So the process was very straight forward, in fact once we got the full set of form dies done, I didn't lose a single case out of 300 when pushing the shoulders back.
I have done some preliminary measurements of the final (unfired and slightly undersized at the shoulder) new case. When loaded with the same bullet, both cartridges loaded to an overall length of 2.8 inches, and then compared to a neck-sized only standard .260 Rem loaded with a 140 gr. Partition (I didn't have any Bergers yet), it looks like we are right on the money. The loaded case holds about 8.5 grains more powder when both rounds are kept to 2.8 inches long (1 of my design requirements) and both are loaded with the same 140-gr bullet. Incidentally I got that measurement from loading both cases to the 2.8" overall length, but with no primer - then turning the cases upside down and filling them with a fine-grained W760 powder through the primer hole. Then I emptied the case back into the loading pan and measured each amount of powder from the 2 cases. 48.3 grains for the .260 and 56.6 for the new 6.5 round. Once fired it should (if I am estimating correctly) gain another .75 grains of capacity also.

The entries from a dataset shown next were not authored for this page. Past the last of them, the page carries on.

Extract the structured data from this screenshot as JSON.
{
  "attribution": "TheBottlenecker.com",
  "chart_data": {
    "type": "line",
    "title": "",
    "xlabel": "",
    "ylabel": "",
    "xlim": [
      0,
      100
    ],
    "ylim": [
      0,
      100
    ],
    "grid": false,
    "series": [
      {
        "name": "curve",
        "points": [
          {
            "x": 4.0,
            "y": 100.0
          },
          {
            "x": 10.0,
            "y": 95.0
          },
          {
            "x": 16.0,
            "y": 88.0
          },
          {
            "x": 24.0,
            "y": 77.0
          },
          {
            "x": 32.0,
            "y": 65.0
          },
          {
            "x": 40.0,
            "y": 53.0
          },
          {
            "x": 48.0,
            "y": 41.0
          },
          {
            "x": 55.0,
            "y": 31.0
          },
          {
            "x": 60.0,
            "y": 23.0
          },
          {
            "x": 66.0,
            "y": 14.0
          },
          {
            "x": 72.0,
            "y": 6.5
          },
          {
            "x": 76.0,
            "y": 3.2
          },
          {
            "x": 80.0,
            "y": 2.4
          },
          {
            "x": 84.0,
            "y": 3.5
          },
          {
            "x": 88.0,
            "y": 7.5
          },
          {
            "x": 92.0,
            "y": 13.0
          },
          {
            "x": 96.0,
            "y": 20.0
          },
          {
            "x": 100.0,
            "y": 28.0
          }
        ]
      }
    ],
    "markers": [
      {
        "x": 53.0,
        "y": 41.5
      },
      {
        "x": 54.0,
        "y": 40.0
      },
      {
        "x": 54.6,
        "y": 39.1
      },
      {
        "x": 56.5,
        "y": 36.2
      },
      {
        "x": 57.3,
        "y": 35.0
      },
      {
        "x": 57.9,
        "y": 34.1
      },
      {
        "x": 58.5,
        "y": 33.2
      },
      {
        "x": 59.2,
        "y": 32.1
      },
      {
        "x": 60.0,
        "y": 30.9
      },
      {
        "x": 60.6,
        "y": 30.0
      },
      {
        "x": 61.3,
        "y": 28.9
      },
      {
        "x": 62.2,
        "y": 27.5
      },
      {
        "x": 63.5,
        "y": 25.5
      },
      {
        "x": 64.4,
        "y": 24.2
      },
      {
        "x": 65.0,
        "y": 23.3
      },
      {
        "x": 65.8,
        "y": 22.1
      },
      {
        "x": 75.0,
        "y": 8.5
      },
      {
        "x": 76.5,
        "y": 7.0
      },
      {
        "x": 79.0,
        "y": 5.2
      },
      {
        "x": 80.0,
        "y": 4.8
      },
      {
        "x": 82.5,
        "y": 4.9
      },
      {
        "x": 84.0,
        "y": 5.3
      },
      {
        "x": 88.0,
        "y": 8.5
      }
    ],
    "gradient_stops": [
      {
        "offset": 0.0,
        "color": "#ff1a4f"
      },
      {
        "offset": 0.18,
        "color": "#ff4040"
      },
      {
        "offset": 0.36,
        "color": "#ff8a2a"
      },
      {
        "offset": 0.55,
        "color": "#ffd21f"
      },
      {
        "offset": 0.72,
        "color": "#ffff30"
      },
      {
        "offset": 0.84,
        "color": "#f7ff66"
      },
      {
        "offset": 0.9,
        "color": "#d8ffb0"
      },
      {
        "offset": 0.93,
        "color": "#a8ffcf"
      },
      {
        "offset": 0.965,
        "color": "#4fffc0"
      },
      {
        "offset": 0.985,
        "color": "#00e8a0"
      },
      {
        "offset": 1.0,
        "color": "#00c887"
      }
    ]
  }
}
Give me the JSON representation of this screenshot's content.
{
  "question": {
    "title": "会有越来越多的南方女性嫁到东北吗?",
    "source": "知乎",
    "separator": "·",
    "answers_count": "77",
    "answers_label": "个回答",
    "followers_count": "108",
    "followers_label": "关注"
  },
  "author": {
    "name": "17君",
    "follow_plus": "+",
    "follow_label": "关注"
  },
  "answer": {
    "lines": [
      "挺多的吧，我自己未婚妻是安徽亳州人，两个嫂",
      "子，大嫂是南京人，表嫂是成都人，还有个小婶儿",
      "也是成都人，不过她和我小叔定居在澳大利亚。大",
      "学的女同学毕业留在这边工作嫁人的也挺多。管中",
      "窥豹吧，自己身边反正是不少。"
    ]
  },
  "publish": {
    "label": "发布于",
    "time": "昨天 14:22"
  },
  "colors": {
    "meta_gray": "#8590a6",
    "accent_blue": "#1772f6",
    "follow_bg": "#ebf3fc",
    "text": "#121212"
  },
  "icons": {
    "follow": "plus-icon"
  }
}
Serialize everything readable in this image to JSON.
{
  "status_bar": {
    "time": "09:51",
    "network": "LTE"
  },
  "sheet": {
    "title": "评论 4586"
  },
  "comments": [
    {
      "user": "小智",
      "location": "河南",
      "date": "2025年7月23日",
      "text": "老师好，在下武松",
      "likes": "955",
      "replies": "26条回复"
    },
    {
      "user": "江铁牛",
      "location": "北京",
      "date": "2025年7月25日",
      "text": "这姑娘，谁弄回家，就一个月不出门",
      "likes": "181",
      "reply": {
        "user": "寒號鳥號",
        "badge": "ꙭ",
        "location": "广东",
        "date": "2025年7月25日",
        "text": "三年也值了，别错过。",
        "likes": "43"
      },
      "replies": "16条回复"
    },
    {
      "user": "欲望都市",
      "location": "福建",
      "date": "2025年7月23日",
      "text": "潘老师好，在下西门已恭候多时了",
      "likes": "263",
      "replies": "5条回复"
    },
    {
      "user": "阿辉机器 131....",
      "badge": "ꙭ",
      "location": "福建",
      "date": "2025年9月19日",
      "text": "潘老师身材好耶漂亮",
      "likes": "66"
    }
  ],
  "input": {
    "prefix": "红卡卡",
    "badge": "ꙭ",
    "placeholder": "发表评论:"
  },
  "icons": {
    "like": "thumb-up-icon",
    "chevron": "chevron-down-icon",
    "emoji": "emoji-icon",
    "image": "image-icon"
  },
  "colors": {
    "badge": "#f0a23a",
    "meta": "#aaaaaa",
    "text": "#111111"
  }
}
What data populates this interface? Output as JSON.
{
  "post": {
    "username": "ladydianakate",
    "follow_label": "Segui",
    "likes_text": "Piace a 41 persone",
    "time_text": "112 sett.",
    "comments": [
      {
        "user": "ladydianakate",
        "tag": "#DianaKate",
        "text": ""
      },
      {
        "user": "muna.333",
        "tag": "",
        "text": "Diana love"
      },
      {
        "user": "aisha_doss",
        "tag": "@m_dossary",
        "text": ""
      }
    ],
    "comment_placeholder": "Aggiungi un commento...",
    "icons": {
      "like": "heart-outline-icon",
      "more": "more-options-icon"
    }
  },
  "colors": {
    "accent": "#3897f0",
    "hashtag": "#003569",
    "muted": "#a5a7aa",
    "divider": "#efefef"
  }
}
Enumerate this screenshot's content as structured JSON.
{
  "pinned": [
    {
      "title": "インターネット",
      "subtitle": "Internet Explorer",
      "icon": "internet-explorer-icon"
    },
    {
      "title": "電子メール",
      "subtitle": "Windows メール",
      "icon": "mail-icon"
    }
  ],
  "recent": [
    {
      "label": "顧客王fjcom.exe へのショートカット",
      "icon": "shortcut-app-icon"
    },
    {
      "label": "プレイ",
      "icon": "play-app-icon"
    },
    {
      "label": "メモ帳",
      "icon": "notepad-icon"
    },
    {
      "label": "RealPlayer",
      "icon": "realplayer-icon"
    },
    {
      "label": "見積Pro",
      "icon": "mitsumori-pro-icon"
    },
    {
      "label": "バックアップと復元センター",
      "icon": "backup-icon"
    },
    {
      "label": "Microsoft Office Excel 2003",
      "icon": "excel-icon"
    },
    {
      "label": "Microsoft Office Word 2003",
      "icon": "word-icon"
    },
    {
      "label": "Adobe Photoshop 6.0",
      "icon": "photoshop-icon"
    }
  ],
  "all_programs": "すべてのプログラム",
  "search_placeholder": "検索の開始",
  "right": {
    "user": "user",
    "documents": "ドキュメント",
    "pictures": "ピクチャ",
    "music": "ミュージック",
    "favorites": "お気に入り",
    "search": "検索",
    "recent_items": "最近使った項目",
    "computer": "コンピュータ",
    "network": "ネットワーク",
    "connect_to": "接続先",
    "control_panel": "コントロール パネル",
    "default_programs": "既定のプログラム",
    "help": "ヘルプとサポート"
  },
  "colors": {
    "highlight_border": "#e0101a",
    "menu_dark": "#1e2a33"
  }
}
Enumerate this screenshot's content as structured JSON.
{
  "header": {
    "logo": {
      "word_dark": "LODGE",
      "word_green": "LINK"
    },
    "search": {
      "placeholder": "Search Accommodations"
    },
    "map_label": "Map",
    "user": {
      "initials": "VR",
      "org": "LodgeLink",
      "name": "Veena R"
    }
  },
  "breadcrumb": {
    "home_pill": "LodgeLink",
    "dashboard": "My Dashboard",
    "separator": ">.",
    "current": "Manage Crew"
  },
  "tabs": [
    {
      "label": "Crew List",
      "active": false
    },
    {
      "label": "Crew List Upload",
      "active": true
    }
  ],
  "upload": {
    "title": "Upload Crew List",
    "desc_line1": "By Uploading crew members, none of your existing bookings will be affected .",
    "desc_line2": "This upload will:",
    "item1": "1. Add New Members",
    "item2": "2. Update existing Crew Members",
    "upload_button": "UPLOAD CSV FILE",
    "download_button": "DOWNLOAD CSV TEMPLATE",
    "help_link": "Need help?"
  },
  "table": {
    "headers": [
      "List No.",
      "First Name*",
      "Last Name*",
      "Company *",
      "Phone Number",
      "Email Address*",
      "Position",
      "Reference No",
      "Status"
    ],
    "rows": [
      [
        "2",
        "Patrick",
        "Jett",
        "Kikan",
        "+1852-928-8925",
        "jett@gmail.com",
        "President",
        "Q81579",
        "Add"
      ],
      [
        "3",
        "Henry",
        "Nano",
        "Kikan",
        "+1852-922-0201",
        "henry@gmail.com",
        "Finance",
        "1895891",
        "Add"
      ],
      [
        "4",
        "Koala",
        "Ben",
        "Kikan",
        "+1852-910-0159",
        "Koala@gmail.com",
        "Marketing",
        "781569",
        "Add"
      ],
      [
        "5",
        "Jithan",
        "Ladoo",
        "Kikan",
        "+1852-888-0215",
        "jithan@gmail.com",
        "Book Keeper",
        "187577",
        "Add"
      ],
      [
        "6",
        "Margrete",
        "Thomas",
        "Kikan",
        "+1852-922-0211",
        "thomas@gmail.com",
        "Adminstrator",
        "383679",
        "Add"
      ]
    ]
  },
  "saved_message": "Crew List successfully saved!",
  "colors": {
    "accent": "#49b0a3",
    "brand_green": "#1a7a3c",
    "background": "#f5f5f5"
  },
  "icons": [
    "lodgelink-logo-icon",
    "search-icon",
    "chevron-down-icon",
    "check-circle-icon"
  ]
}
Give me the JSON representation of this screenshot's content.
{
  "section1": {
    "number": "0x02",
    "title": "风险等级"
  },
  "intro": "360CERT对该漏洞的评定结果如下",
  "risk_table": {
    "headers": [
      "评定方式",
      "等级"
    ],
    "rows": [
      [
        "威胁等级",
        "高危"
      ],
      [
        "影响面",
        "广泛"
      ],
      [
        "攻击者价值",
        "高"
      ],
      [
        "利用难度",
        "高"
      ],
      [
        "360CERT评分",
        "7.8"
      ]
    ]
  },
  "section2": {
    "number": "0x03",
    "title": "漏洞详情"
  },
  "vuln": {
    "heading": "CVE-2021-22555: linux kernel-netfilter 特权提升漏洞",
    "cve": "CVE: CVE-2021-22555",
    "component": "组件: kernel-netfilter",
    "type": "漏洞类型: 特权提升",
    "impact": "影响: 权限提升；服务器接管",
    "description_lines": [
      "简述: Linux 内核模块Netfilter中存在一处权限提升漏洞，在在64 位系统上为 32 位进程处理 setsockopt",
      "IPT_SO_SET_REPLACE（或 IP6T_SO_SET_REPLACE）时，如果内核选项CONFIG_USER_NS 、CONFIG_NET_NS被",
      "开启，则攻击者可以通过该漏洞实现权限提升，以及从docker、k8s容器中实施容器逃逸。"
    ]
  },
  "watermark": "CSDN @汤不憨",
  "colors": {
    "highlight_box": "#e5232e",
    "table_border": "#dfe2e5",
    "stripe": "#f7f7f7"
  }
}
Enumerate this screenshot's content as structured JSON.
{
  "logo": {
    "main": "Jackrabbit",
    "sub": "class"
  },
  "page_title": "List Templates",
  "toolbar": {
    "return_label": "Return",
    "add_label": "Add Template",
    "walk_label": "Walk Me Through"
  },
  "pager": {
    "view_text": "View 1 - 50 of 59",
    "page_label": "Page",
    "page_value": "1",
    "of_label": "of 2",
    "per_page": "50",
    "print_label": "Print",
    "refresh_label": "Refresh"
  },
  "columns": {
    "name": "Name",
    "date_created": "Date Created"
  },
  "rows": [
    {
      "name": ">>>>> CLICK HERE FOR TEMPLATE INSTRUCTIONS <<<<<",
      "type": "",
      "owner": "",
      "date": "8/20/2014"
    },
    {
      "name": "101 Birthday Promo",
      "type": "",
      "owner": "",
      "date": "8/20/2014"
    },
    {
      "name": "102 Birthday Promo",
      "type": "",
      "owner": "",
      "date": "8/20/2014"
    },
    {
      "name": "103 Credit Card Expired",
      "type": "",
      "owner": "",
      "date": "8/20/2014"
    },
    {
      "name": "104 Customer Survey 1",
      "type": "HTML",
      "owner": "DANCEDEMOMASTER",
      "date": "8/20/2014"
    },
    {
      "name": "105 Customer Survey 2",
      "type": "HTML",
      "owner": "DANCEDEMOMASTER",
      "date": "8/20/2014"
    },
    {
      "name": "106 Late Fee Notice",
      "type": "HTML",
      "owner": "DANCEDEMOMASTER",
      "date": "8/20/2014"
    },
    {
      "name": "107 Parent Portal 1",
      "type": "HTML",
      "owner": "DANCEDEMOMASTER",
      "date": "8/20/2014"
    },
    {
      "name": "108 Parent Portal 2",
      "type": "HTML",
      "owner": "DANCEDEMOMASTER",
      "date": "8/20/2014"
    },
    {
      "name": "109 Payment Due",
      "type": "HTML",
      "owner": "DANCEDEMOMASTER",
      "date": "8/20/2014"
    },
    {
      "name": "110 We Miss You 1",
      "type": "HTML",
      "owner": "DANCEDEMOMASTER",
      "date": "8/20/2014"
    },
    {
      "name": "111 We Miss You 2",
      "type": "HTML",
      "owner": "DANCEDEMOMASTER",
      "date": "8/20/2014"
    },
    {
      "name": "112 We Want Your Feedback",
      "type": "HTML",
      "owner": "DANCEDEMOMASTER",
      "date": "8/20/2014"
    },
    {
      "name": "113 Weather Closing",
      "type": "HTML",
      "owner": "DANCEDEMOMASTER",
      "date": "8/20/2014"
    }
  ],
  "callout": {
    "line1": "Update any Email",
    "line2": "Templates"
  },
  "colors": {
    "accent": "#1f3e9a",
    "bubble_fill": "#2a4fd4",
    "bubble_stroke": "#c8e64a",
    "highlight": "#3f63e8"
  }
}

Rifle should be ready this weekend - will let you know how it goes. So far, so good!
Re: My .260 died - need to pick a new 6.5 for Africa!
Scott, first let me congratulate you on your upcoming safari, is it your first? First and foremost before you decide on a cartridge have you consulted SAPS about the firearms import forms or are you using one of the import services for this? It has been 2 years since I have been through SA with guns but at that time the head stamp on your ammunition had to match the chambering stamped on your barrel. That means NO wildcats, and if the law still the same they WILL look at your ammo and rifle and compare stamps, they are VERY thurough. like I said it has been 2 years and the law could have changed but most african countries have a law like this. It might be prudent to check on this before deciding on a chambering.
Secondly what animals do you plan on taking on this hunt? There may be a few animals that the 6.5 is borderline inadequate for, Zebra especially Burchells, depending on where you hunt in SA there may also be the Hartmans or mountain Zebra which are a little smaller but just as tough and Eland are two. If these two are not on the menu then no worries. I am not trying to tell anyone their business just offering advice.